"He is the biggest fool, I have met. I would not trust him further than I could throw him".
Panic stations! Someone says to him "you are going to foul up the whole merger/plan if this gets out. You may be looking for another job. that man has more qualifications in his little finger than in your whole body".
All it would need is for some spiteful minor employee to leak that statement as it stands. Sure some things are said and best not repeated. People are human. Give them a chance to "bite their tongue" as the saying goes.
Assange and his Wikileaks operation solicited and enabled the leaks — it’s not like Assange was some passive recipient and the, let’s call it by the right name.... STOLEN documents just dropped into his hands from the sky.
The fact that Assange is not a US citizen may affect his legal standing in some respects, although it should also (in a rational world) make it easier to ban him from ever setting foot in the USA again. It seems unlikely that he’ll ever be prosecuted by the US for anything, but I’ll be very happy if he ends up in jail somewhere, preferably some hellhole of a jail.
Your sympathies for Assange are badly misplaced. The guy is an radical anarchist scumbag who’s would destroy counter-terrorism and military operations worldwide if he can.
If some of the leaked info is proving to be innocuous, amusing, or even helpful from almost any perspective (for purposes of battling dishonest politicians for instance), that does not change the FACT that these kinds of massive leaks attack the necessary confidential communications which allow all kinds of important military and diplomatic goals to be advanced.... especially in the area of counter-terrorism.
What I am most concerned about is that it is now much more difficult for any non-US politician to cooperate with us on counter-terrorism (especially referring to leaders in Arab and Muslim countries). Assange’s deeds attack any basis for confidential cooperation by Arab/Muslim leaders who can often be deposed or even murdered if they are perceived as in any way cooperative with our efforts against jihadists.
It will be ‘interesting’ to see how long the President of Yemen lasts now that he’s revealed cooperating with our efforts against budding jihad scum on the Arabian peninsula.
yes, Assange is an enemy of the USA and is doing his damnedest to undermine military, diplomatic, and counter-terrorism operations worldwide.
The fact that as a non-citizen he cannot be charged with “treason” does not mean he should not be regarded as a very dangerous spy committing espionage against legitimate national security interests of the USA (and many other countries).
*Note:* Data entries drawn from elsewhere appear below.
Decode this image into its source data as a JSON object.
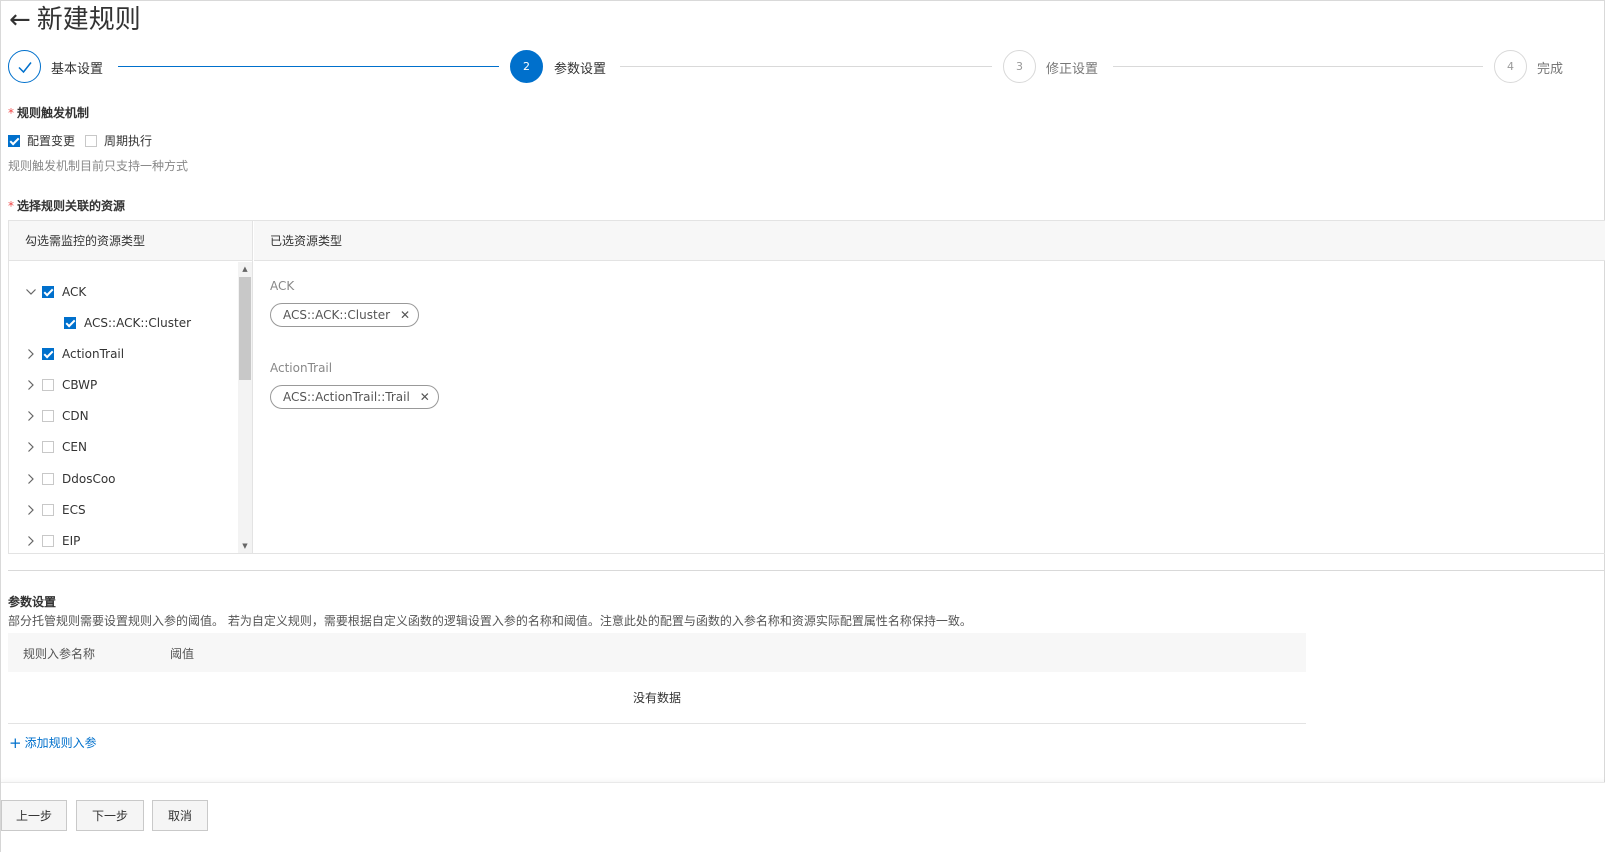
{
  "header": {
    "back_icon": "arrow-left-icon",
    "title": "新建规则"
  },
  "steps": [
    {
      "number": "",
      "label": "基本设置",
      "state": "done"
    },
    {
      "number": "2",
      "label": "参数设置",
      "state": "active"
    },
    {
      "number": "3",
      "label": "修正设置",
      "state": "pending"
    },
    {
      "number": "4",
      "label": "完成",
      "state": "pending"
    }
  ],
  "trigger": {
    "label": "规则触发机制",
    "options": [
      {
        "label": "配置变更",
        "checked": true
      },
      {
        "label": "周期执行",
        "checked": false
      }
    ],
    "hint": "规则触发机制目前只支持一种方式"
  },
  "resources": {
    "label": "选择规则关联的资源",
    "left_header": "勾选需监控的资源类型",
    "right_header": "已选资源类型",
    "tree": [
      {
        "label": "ACK",
        "expanded": true,
        "checked": true
      },
      {
        "label": "ACS::ACK::Cluster",
        "child": true,
        "checked": true
      },
      {
        "label": "ActionTrail",
        "expanded": false,
        "checked": true
      },
      {
        "label": "CBWP",
        "expanded": false,
        "checked": false
      },
      {
        "label": "CDN",
        "expanded": false,
        "checked": false
      },
      {
        "label": "CEN",
        "expanded": false,
        "checked": false
      },
      {
        "label": "DdosCoo",
        "expanded": false,
        "checked": false
      },
      {
        "label": "ECS",
        "expanded": false,
        "checked": false
      },
      {
        "label": "EIP",
        "expanded": false,
        "checked": false
      }
    ],
    "selected_groups": [
      {
        "title": "ACK",
        "tags": [
          "ACS::ACK::Cluster"
        ]
      },
      {
        "title": "ActionTrail",
        "tags": [
          "ACS::ActionTrail::Trail"
        ]
      }
    ]
  },
  "params": {
    "title": "参数设置",
    "description": "部分托管规则需要设置规则入参的阈值。 若为自定义规则，需要根据自定义函数的逻辑设置入参的名称和阈值。注意此处的配置与函数的入参名称和资源实际配置属性名称保持一致。",
    "columns": [
      "规则入参名称",
      "阈值"
    ],
    "empty_text": "没有数据",
    "add_label": "添加规则入参"
  },
  "footer": {
    "prev": "上一步",
    "next": "下一步",
    "cancel": "取消"
  },
  "colors": {
    "accent": "#0070cc",
    "required": "#f04646"
  }
}
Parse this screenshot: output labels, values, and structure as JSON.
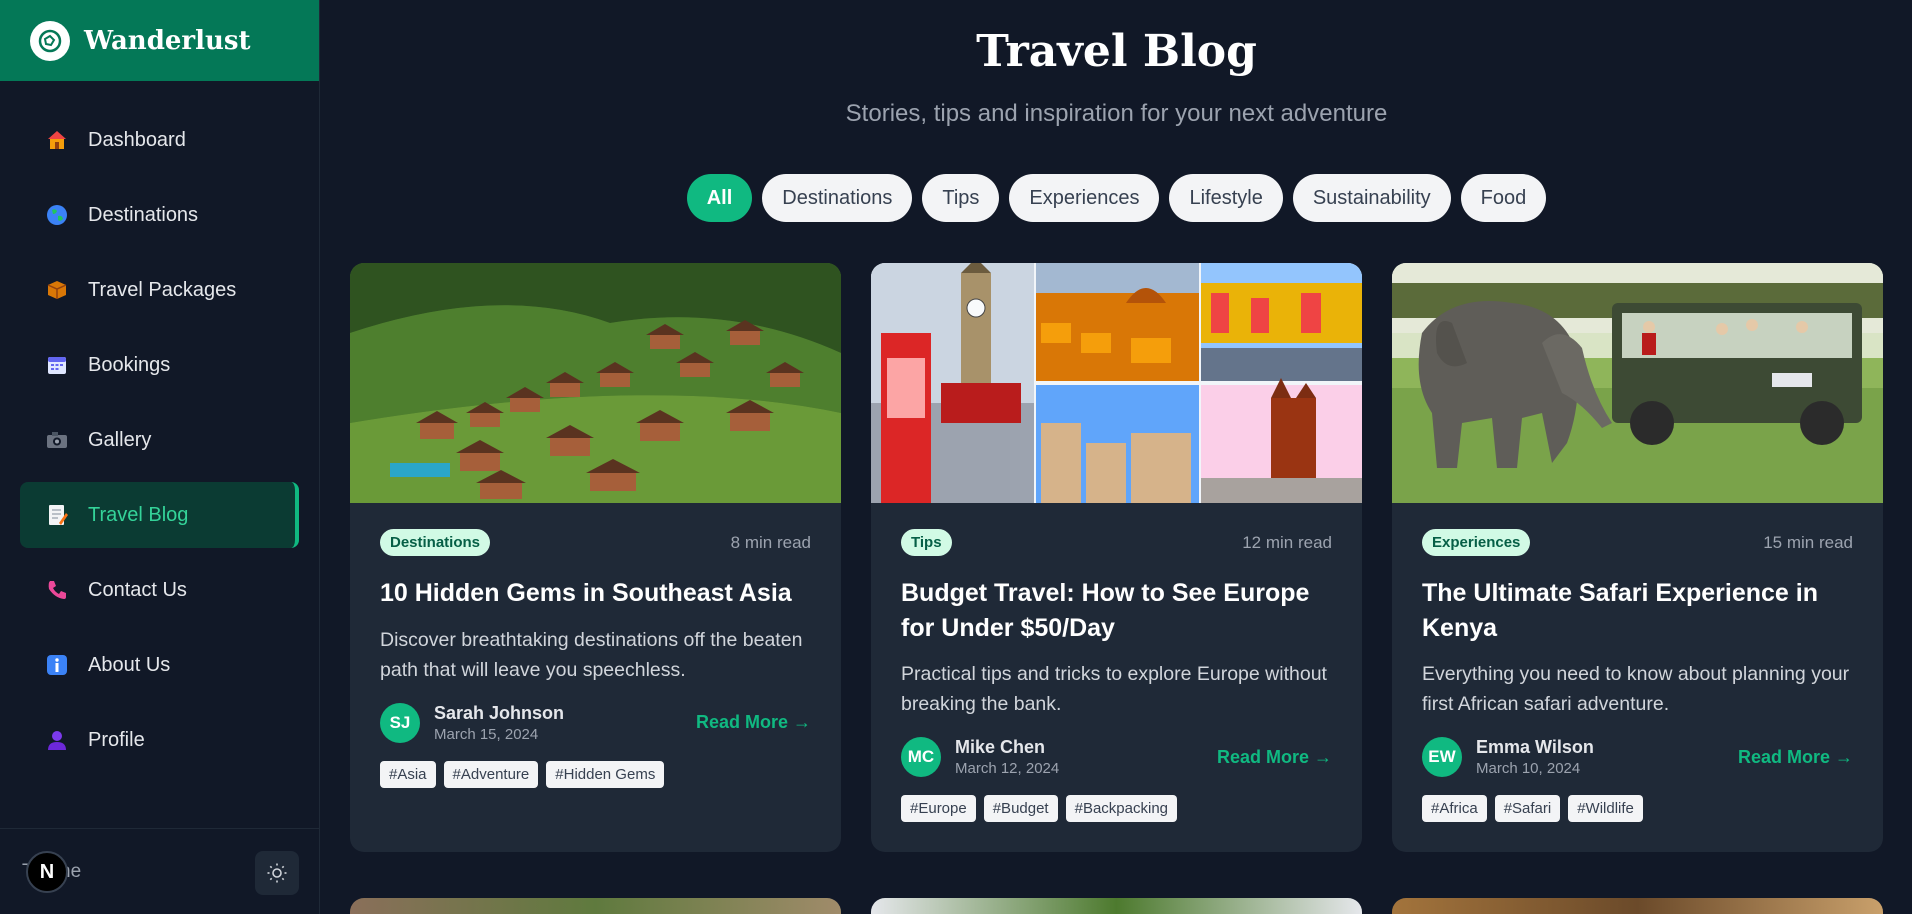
{
  "brand": {
    "name": "Wanderlust"
  },
  "nav": {
    "items": [
      {
        "label": "Dashboard",
        "icon": "house-icon"
      },
      {
        "label": "Destinations",
        "icon": "globe-icon"
      },
      {
        "label": "Travel Packages",
        "icon": "package-icon"
      },
      {
        "label": "Bookings",
        "icon": "calendar-icon"
      },
      {
        "label": "Gallery",
        "icon": "camera-icon"
      },
      {
        "label": "Travel Blog",
        "icon": "memo-icon",
        "active": true
      },
      {
        "label": "Contact Us",
        "icon": "phone-icon"
      },
      {
        "label": "About Us",
        "icon": "info-icon"
      },
      {
        "label": "Profile",
        "icon": "user-icon"
      }
    ]
  },
  "footer": {
    "label": "Theme",
    "badge": "N"
  },
  "page": {
    "title": "Travel Blog",
    "subtitle": "Stories, tips and inspiration for your next adventure"
  },
  "filters": [
    "All",
    "Destinations",
    "Tips",
    "Experiences",
    "Lifestyle",
    "Sustainability",
    "Food"
  ],
  "active_filter": "All",
  "posts": [
    {
      "category": "Destinations",
      "read_time": "8 min read",
      "title": "10 Hidden Gems in Southeast Asia",
      "excerpt": "Discover breathtaking destinations off the beaten path that will leave you speechless.",
      "author_initials": "SJ",
      "author": "Sarah Johnson",
      "date": "March 15, 2024",
      "read_more": "Read More →",
      "tags": [
        "#Asia",
        "#Adventure",
        "#Hidden Gems"
      ]
    },
    {
      "category": "Tips",
      "read_time": "12 min read",
      "title": "Budget Travel: How to See Europe for Under $50/Day",
      "excerpt": "Practical tips and tricks to explore Europe without breaking the bank.",
      "author_initials": "MC",
      "author": "Mike Chen",
      "date": "March 12, 2024",
      "read_more": "Read More →",
      "tags": [
        "#Europe",
        "#Budget",
        "#Backpacking"
      ]
    },
    {
      "category": "Experiences",
      "read_time": "15 min read",
      "title": "The Ultimate Safari Experience in Kenya",
      "excerpt": "Everything you need to know about planning your first African safari adventure.",
      "author_initials": "EW",
      "author": "Emma Wilson",
      "date": "March 10, 2024",
      "read_more": "Read More →",
      "tags": [
        "#Africa",
        "#Safari",
        "#Wildlife"
      ]
    }
  ],
  "colors": {
    "brand": "#047857",
    "accent": "#10b981",
    "background": "#111827",
    "card": "#1f2937"
  }
}
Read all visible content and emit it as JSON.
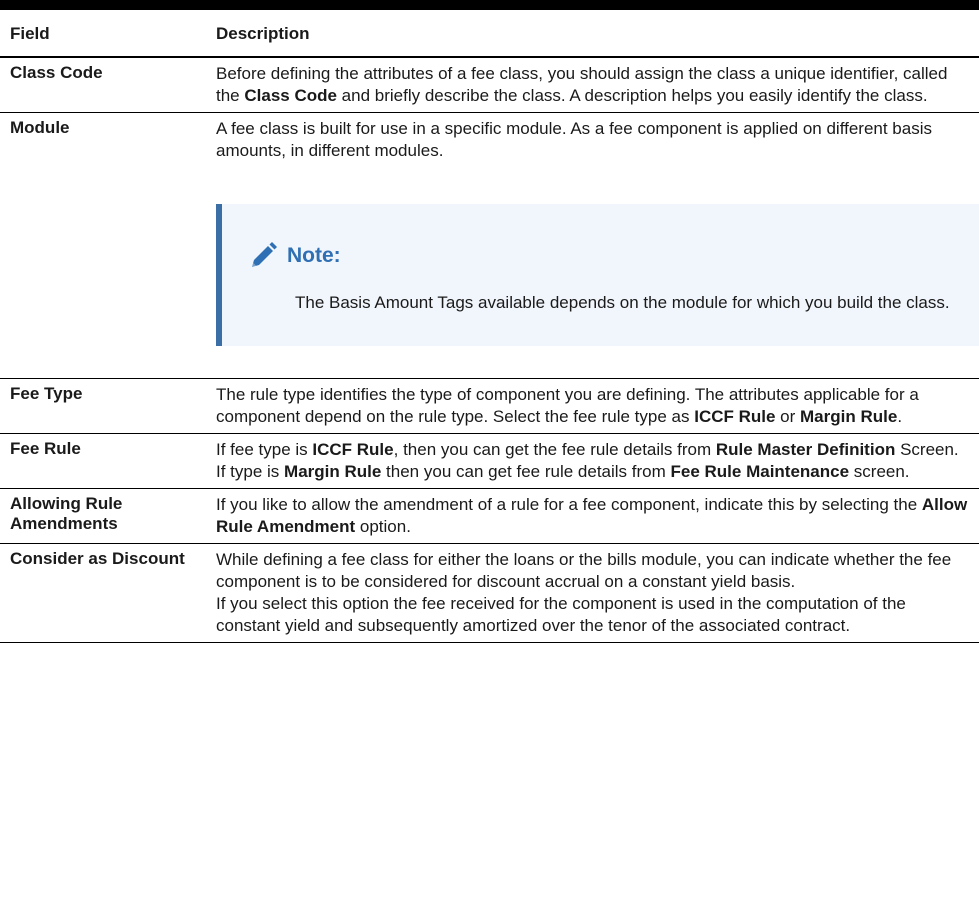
{
  "header": {
    "field": "Field",
    "description": "Description"
  },
  "rows": {
    "class_code": {
      "field": "Class Code",
      "d1": "Before defining the attributes of a fee class, you should assign the class a unique identifier, called the ",
      "d2": "Class Code",
      "d3": " and briefly describe the class. A description helps you easily identify the class."
    },
    "module": {
      "field": "Module",
      "d1": "A fee class is built for use in a specific module. As a fee component is applied on different basis amounts, in different modules.",
      "note_title": "Note:",
      "note_text": "The Basis Amount Tags available depends on the module for which you build the class."
    },
    "fee_type": {
      "field": "Fee Type",
      "d1": "The rule type identifies the type of component you are defining. The attributes applicable for a component depend on the rule type. Select the fee rule type as ",
      "d2": "ICCF Rule",
      "d3": " or ",
      "d4": "Margin Rule",
      "d5": "."
    },
    "fee_rule": {
      "field": "Fee Rule",
      "d1": "If fee type is ",
      "d2": "ICCF Rule",
      "d3": ", then you can get the fee rule details from ",
      "d4": "Rule Master Definition",
      "d5": " Screen. If type is ",
      "d6": "Margin Rule",
      "d7": " then you can get fee rule details from ",
      "d8": "Fee Rule Maintenance",
      "d9": " screen."
    },
    "allowing_rule": {
      "field": "Allowing Rule Amendments",
      "d1": "If you like to allow the amendment of a rule for a fee component, indicate this by selecting the ",
      "d2": "Allow Rule Amendment",
      "d3": " option."
    },
    "consider_discount": {
      "field": "Consider as Discount",
      "p1": "While defining a fee class for either the loans or the bills module, you can indicate whether the fee component is to be considered for discount accrual on a constant yield basis.",
      "p2": "If you select this option the fee received for the component is used in the computation of the constant yield and subsequently amortized over the tenor of the associated contract."
    }
  },
  "icons": {
    "note": "pencil-icon"
  },
  "colors": {
    "note_accent": "#3b6ea5",
    "note_title": "#2f6fb3",
    "note_bg": "#f1f6fc"
  }
}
Company security has warned cleared employees that accessing WikiLeaks is cause for termination of your clearances. If your livelihood depends on that clearance, stay away
what do you mean?
Oh, I see.
I am not even cleared for takeoff so it doesnt apply.
Why would they prevent you from accessing the information the world knows?
My main point is that Assange is right at the center of the problem — without him and his “Wikileaks” young Bradley Manning would be just another unknown, ineffective frustrated loser — Assange is the huge enabler of this treasonous behavior, not some sidelight.
Just because information has been disclosed, doesn't mean it has been declassified. That's the issue. You're accessing an unauthorized disclosure of classified information. DISA will be tracking the IP addresses of everyone who accesses the sites. If it comes from the IP address traceable to a cleared employee, you're screwed.
And since he's not an American citizen, America has every right to have a Predator drone visit him, without trial. He has repeatedly said he is trying to bring down the U.S. He's a spy, that's all, collecting foreign secrets. Robert Peters put it well, and almost gave a heart attack to the Lamestream interviewer questioning him:
"He belongs on a 'kill-or-capture' list."
I'd say capture would be preferred, temporarily, because as a spy, rather than a uniformed soldier, he can be cross-examined very, er, intensely, and induced to reveal contacts, server locations, passwords, that sort of thing. He doesn't look like a tough-guy who would be able to hold anything back.
Then he can be hanged with a length of Monster cable.